This is a topic that I constantly get questions about: how much the gap at the lacing should be on oxford shoes. There are obviously individual differences, but there are guidelines that I and many others agree on.


Oxford shoes are shoes with so-called closed lacing, where the tounge is set as a separate piece inside the quarters and the vamp. On these, a V is formed when the laces are tightened, and it’s how big the gap and if there should be a gap at all, what many are unsure about. The rule of thumb that I usually recommend here is that when the shoes are new, the opening should be between 0.5-1.5 centimeters, although slightly up or down from it can be ok. Then the laces won’t end up completely closed after the shoes have been broken in and often stretched a bit so that you can not tighten the shoes properly and you risk some slippage. On the contrary, if the gap is very large, it means that the instep does not fit your feet and the risk is that they will pinch and be too tight here, and not least by the end of the day become uncomfortable.

In my opinion, the lacing closes too tight here, especially if the shoes would be new it’s not recommended that it looks like this.
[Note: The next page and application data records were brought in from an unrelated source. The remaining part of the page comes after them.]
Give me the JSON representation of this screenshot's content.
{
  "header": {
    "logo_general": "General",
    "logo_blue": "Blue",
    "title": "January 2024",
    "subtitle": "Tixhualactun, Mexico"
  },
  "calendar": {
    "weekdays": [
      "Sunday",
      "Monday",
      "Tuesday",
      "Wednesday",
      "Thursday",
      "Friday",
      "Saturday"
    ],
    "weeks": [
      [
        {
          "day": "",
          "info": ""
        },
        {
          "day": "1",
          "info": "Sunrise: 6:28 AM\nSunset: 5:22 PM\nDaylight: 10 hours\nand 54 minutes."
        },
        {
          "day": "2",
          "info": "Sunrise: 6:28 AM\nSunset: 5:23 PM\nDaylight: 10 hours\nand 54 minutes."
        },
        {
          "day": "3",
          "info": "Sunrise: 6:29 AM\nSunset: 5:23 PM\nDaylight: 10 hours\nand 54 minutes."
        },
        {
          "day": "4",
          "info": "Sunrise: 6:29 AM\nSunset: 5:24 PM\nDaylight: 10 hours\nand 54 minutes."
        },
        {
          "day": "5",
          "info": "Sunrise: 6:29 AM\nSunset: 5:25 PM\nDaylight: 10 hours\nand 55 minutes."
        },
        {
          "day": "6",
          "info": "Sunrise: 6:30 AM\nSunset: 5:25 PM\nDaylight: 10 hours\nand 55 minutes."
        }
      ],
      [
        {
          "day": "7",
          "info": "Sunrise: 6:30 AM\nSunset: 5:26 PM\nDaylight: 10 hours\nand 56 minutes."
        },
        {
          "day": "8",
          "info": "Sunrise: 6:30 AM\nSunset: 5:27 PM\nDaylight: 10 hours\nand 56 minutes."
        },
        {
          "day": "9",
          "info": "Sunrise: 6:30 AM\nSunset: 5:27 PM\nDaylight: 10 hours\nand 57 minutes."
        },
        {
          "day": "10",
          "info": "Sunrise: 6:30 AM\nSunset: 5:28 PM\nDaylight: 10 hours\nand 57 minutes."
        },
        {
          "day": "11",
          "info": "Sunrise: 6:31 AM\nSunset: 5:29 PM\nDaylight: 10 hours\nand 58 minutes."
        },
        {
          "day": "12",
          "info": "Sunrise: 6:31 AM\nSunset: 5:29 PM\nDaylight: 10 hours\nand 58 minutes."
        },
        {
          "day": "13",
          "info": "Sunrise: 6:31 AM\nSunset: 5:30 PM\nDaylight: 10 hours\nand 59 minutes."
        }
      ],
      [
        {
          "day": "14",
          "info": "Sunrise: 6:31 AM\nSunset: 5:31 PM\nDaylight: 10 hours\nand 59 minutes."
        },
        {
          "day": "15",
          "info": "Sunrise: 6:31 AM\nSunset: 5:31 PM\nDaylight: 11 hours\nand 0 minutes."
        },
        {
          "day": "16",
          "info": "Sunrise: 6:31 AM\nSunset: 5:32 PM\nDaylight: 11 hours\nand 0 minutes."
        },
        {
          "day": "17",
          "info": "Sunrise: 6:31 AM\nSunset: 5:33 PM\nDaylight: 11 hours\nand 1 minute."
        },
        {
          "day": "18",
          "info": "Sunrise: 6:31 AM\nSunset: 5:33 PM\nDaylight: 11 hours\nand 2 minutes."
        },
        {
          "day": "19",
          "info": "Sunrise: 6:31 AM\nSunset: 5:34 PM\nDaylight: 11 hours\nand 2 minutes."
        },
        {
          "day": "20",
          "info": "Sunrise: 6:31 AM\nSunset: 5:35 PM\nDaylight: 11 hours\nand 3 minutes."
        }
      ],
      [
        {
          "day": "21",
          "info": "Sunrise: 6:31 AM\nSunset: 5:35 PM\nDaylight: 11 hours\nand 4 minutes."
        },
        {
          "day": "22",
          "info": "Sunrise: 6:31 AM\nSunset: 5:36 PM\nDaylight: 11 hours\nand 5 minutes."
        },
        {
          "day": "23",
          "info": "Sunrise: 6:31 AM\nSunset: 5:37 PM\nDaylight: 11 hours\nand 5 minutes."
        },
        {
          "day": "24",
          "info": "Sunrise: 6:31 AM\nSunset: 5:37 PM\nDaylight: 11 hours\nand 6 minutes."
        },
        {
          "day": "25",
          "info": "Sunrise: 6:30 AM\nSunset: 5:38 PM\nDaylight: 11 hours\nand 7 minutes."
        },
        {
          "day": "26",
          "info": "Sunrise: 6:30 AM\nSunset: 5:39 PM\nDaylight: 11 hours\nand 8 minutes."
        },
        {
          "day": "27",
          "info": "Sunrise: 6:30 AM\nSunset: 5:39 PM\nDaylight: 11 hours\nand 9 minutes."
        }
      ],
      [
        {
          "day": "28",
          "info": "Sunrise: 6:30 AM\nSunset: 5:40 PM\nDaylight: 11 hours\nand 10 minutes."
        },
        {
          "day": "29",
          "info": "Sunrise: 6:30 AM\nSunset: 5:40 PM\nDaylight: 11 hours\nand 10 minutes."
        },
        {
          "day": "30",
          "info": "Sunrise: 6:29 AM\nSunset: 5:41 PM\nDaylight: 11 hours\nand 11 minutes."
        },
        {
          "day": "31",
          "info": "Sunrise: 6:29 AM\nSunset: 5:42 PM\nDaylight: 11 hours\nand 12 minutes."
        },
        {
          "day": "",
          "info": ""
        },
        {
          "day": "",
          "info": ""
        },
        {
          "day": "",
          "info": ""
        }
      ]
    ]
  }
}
In this picture you can also notice the detail that many manufacturers has where the whole for the laces are placed further out towards the bottom. This is since it’s actually supposed to be a slight gap, which creates an even row of equally long laces aligned. When the gap is closed entirely like it is here, or almost more than that, this can almost look a bit weird instead. Picture: The Shoe Snob Blog

Here, instead, there is a big gap, and the person who has these also states that they are not completely comfortable over the instep. On these shoes the holes are placed even against the edge, which enhance the gap even more. Image: StyleForum

Here’s a pair of my shoes, from Alfred Sargent, who has a bit bigger opening, but still quite ok in my opinion. Here you also can see how the rows of lacing become even and neat when the holes are placed so they are further outt in the bottom, and they are laced with a gap. When I can choose, like with my Yohei Fukuda made on a personal last seen on the top image, I like the gap at the top to be about 0.5 cm when they have been broken in.

In other words, it is primarily about the fit, in my eyes this is what should be the determining factor here, although it also makes them work well aesthetically as well. A big gap that is still not uncomfortable is, in my eyes, quite ok, comfort should always come first. And personally, I prefer to always have a small V on oxford shoes, even after they have been broken in. I think it’s nicer looking than when it closes entirely, and I also know that for example during colder winter days your feet can be significantly smaller than when they are as their largest on a hot summer day, so it’s good to have some flexibility in both directions so they always can be tightened properly.
On a pair of derbys, shoes with so-called open lacing, this is not as important, the gap between the laces can be and often is quite wide, it’s only if they close very tight you, correctly, get reactions.

Derbys are a bit different, it usually looks like this, with a bigger gap along the entire opening, which is just correct.